Does the story seem to grasp the quality of the evidence?

Not Satisfactory

The story mentions abstinence rates at 12 and 52 weeks, but does not mention the design of the new varenicline trials. The relative numbers provided here need context: 45-50% of how many patients? What are the absolute rates? Is it 50% of 10 people or 100 people or 1,000 people?

Does the story commit disease-mongering?

Satisfactory

There does not seem to be evidence of disease mongering, however, not all people who attempt to stop smoking will need pharmaceutical treatment.

Does the story use independent sources and identify conflicts of interest?

Not Satisfactory

Approval of varenicline was largely based on two double-blind, randomized studies of 2000 smokers in which the drug was compared with bupropion and a placebo. The studies were both funded by Pfizer, maker of varenicline. The recent studies referred to in this broadcast were also funded by Pfizer, which is not mentioned in the broadcast. (Pfizer is a major advertiser on the evening network news.) Also, the report did not consult independent sources for perspective on this new drug.

Does the story compare the new approach with existing alternatives?

Not Satisfactory

This story briefly mentions nicotine replacement therapies. The story doesn’t discuss the behavioral component of treatment or that varenicline was compared with bupropion in clinical trials. When taken once a day, this drug worked nearly as well as bupropion when compared against placebo in randomized controlled studies. There is no acknowledgment in the story that long-term smoking cessation might be accomplished by a number of available therapies, and varenicline is only one option.

Does the story establish the availability of the treatment/test/product/procedure?

Not Satisfactory
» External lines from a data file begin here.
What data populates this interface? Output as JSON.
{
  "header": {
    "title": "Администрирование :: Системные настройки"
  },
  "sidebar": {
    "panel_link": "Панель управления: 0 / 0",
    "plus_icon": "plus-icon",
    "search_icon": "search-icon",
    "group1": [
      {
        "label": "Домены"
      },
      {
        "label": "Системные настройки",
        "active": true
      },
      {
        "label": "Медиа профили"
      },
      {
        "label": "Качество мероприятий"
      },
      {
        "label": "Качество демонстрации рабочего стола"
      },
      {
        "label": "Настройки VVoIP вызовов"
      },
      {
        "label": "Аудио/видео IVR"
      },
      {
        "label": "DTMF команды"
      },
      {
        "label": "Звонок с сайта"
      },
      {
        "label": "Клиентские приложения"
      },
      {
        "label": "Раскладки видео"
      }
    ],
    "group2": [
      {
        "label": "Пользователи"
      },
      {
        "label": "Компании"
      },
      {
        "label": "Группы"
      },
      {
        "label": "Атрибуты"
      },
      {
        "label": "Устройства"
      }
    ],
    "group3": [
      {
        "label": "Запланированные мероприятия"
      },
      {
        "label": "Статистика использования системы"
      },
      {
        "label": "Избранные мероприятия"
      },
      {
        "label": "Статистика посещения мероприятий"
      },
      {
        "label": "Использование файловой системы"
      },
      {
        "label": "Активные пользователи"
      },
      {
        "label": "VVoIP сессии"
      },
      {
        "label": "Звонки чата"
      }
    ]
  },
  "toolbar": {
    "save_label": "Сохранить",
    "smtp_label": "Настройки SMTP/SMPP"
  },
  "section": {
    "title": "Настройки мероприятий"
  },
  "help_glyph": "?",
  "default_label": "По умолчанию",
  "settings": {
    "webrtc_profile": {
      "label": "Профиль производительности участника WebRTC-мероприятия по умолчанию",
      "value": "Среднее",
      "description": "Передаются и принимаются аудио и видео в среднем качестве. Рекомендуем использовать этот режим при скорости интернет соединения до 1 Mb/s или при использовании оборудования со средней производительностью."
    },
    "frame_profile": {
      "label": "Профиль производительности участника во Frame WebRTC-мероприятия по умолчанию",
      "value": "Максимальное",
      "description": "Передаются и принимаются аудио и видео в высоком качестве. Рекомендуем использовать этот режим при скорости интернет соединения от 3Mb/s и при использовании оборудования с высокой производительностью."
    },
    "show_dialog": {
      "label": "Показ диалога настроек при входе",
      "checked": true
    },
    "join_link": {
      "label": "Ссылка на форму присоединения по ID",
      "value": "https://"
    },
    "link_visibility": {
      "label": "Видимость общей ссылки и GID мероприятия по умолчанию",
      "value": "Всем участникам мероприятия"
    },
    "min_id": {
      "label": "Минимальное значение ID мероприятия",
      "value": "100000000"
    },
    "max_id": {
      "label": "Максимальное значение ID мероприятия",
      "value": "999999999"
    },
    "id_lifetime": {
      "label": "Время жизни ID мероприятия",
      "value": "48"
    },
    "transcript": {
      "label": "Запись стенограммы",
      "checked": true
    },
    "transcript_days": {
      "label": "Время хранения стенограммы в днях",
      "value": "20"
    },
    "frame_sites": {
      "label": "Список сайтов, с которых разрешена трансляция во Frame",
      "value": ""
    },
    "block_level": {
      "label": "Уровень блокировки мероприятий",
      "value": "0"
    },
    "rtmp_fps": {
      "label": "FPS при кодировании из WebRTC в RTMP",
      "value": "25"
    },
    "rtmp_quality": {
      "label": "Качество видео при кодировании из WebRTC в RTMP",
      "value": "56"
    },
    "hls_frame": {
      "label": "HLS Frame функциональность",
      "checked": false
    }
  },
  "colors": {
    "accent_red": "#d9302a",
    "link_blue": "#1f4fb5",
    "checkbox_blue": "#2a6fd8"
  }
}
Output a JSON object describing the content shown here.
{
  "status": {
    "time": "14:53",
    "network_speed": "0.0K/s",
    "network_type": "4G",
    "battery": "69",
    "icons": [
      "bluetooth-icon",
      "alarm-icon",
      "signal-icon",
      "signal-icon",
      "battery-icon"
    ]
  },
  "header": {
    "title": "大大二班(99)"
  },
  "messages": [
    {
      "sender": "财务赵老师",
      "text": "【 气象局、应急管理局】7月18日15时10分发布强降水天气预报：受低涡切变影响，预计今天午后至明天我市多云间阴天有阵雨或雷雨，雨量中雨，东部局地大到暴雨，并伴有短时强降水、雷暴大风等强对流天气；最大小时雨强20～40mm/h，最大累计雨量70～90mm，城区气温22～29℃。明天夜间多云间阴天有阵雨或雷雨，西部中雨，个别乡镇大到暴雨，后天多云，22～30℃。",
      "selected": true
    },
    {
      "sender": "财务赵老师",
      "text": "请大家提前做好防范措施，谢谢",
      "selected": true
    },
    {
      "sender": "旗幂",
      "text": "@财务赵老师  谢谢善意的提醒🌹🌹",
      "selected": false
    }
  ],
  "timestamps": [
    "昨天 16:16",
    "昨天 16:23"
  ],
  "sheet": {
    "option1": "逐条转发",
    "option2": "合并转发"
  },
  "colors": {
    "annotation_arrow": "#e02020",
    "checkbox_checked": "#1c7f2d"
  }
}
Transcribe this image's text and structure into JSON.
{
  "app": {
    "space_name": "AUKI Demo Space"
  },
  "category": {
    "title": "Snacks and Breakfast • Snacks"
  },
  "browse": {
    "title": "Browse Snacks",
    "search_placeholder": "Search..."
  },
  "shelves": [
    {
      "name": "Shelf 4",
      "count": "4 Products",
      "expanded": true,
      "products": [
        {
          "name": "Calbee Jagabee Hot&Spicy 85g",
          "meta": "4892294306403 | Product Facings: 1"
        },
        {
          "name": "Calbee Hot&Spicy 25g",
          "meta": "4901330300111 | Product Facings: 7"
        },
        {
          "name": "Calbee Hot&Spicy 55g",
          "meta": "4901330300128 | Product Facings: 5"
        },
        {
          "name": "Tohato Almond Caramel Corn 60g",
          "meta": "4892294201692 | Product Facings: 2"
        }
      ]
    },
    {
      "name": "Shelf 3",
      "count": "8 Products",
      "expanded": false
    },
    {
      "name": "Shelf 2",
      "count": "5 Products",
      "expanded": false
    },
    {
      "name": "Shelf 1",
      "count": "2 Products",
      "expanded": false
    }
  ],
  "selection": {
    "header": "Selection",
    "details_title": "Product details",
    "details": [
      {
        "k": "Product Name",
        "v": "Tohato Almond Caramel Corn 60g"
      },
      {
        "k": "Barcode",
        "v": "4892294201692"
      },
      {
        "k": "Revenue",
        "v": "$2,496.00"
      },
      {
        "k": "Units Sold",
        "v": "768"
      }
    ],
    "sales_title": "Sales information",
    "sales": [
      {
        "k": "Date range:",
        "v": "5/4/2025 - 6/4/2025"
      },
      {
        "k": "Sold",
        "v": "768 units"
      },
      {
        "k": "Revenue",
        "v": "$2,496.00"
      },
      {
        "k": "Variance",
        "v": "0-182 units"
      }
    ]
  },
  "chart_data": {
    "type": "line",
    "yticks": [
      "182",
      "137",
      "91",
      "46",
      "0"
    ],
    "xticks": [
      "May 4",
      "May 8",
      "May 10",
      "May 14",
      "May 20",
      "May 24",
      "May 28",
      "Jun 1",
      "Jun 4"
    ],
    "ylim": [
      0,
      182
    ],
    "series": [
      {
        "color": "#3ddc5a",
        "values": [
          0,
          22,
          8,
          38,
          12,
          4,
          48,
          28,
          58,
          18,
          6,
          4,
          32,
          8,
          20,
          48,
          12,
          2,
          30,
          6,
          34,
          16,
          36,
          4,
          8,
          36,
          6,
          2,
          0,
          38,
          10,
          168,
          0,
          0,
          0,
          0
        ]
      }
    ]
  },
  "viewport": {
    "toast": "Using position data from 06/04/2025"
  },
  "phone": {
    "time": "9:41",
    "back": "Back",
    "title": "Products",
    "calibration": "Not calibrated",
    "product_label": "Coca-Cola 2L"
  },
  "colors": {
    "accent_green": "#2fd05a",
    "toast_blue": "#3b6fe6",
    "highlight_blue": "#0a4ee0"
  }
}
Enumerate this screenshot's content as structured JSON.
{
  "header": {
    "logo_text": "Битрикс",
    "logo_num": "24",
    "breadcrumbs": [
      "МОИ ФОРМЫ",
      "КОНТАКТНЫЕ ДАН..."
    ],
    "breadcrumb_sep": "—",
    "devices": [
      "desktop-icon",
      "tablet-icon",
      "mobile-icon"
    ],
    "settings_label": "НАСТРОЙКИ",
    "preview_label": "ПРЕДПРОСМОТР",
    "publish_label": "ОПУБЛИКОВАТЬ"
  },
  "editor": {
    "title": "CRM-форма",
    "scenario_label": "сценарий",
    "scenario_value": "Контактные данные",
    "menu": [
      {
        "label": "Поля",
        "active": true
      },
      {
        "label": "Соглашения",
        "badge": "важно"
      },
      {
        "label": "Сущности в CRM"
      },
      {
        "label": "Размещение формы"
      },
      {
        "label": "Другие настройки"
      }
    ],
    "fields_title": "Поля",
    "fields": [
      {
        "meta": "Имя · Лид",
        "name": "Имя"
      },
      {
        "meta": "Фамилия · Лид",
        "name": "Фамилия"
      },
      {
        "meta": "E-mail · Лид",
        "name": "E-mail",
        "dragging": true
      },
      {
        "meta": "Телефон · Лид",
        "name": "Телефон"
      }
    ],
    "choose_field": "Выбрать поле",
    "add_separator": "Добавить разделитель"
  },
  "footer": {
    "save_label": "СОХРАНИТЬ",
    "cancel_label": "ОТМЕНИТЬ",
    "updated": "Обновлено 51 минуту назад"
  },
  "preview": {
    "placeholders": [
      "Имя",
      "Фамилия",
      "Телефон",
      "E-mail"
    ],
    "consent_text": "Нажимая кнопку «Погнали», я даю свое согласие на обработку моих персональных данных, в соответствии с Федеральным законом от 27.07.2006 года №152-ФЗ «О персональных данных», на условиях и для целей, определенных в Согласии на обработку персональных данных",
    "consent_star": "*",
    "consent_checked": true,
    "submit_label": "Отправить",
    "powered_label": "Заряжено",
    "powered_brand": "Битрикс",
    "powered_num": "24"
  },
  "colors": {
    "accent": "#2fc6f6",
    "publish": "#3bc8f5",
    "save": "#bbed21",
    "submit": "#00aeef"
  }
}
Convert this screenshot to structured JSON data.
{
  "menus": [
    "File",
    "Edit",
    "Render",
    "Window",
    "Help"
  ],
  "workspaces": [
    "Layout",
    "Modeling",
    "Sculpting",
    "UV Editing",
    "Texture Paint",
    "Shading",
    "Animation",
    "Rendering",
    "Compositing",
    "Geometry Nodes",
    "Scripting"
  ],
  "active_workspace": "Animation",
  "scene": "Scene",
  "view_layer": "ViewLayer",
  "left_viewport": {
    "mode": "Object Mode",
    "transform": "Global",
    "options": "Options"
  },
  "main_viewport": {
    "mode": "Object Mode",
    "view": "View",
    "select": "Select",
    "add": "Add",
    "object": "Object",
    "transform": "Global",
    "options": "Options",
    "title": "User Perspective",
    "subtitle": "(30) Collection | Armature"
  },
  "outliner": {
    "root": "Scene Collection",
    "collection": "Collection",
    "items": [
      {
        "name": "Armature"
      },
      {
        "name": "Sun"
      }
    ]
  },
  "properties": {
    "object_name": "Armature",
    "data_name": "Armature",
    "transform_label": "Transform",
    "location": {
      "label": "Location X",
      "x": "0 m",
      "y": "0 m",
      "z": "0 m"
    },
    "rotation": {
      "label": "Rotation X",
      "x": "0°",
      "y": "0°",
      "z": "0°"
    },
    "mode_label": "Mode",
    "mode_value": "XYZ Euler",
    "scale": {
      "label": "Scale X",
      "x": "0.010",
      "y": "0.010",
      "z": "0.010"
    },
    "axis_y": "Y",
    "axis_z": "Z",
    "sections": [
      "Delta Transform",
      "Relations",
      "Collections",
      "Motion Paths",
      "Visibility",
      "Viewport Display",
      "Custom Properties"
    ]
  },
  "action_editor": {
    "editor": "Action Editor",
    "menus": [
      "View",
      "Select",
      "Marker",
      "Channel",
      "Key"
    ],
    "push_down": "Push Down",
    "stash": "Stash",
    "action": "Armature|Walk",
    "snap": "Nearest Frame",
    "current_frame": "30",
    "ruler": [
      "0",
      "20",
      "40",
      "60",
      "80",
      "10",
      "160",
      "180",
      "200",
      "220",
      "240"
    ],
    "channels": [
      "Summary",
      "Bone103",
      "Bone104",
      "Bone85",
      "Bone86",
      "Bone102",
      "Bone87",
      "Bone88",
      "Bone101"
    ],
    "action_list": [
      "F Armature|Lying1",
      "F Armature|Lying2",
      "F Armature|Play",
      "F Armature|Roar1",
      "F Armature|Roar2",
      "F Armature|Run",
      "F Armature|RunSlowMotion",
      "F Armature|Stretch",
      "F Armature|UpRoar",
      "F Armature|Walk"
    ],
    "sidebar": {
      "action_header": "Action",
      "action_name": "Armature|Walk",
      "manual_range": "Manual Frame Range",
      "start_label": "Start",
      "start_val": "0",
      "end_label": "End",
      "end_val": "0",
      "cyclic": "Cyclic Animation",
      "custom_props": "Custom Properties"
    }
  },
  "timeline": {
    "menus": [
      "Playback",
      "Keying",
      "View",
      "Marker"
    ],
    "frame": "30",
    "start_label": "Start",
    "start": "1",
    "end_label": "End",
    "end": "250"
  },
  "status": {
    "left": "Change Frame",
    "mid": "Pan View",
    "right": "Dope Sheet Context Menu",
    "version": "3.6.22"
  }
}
Refers to story on recent FDA approval, but doesn’t explain if the drug is available in pharmacies. Many FDA-approved drugs are not on the market yet. And the broadcast does not mention that varenicline is currently approved for only 12 weeks use. The broadcast also does not mention if the drug is available in pharmacies. Smoking addiction is considered a chronic condition, so the goal of treatment is to prevent relapse. Use of this drug beyond 12 weeks (or if relapse occurs) may be necessary to help with continued smoking cessation. Continuing varenicline beyond 12 weeks would be considered off-label use of the drug.

Does the story establish the true novelty of the approach?

Satisfactory

The story is about a nicotine receptor agonist: a new drug with an old mechanism (nicotine replacement). The broadcast does an adequate, but not great job decribing the chemical action of varenicline, a chemical that acts as a mild form of nicotine. This drug differs from nicotine replacement, however. Varenicline binds to the nicotine receptor and only partially activates it so there is less stimulation than by nicotine itself. One of the downstream events from nicotine receptor binding is dopamine release in the parts of the brain wired for reward.

Does the story appear to rely solely or largely on a news release?

Not Applicable

We can’t be sure if the story relied solely or largely on a news release because we can’t be sure who or what the source was for the information. No source is named.

Total Score: 2 of 9 Satisfactory

Comments

Please note, comments are no longer published through this website. All previously made comments are still archived and available for viewing through select posts.